The International Monetary Fund on Thursday slammed the Pakistani government’s new annual budget proposal, saying it failed to implement a fairer tax system in the draft.
The harsh criticism from the IMF’s representative in Pakistan, Esther Perez Ruiz, has raised fresh concerns about the success of months-long talks between the cash-strapped Islamic State and lenders over a stalled bailout package.
However, Perez-Ruiz also said the IMF offered to “work with the government to refine its budget strategy”.
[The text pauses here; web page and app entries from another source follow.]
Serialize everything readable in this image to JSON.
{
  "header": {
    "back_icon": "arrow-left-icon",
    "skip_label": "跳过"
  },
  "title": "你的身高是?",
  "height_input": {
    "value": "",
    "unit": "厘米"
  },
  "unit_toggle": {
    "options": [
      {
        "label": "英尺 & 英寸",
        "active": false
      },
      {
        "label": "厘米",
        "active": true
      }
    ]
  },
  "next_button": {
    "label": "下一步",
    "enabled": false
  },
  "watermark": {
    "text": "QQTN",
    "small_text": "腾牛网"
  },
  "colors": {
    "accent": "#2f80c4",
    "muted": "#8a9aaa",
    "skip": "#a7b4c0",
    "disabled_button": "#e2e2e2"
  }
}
The Islamabad government last week presented its budget for the next fiscal year starting July 1 in the National Assembly, or the lower house of parliament. The draft also introduces a new tax amnesty program and skips some expected taxes.
The proposal is likely Prime Minister Shahbaz Sharif’s attempt to stave off disinflation protests and bring relief to the poorest.
However, it also envisions wage increases for government employees by as much as 35%, drawing criticism as experts question how the government will raise resources for development projects and wages as the fiscal deficit widens to alarming levels.
Lawmakers are expected to debate and vote on the budget later this month.
Perez Ruiz said the Pakistani government was missing “opportunities to broaden the tax base in a more progressive manner, with a long list of new tax payments further reducing the fairness of the tax system and undermining the resources needed to provide more support to the vulnerable.” . “People.
Pakistan has agreed with the International Monetary Fund to revive the $6 billion bailout package originally signed by former Prime Minister Imran Khan in 2019. In April 2022, his government was ousted in a vote of no confidence in parliament and replaced by Sharif’s cabinet.
Perez Ruiz also said the new tax amnesty announced in the budget proposal goes against the IMF’s planned “conditions and governance agenda and sets a damaging precedent”.
Pakistan is just two weeks away from meeting the IMF’s conditions to qualify for a much-needed $1.1 billion payment that has been on hold since November.
“Pakistan is still negotiating with the IMF,” Finance Minister Ishakhdar said after Peres Ruiz’s statement.
Pakistan is grappling with one of its worst economic crises, with food costs rising and annual inflation approaching 30%, compared with weekly inflation of nearly 45% last month. It is also battling the aftermath of last summer’s devastating floods, which killed more than 1,700 people and caused a staggering $30 billion in damages.
Also on Thursday, the government in southern Sindh, the hardest-hit province by floods, prepared for Cyclone Bipajoy after it made landfall in neighboring India and was expected to reach Pakistan within hours. So far, 73,000 people have been evacuated from dangerous areas in the cyclone’s path, the government said.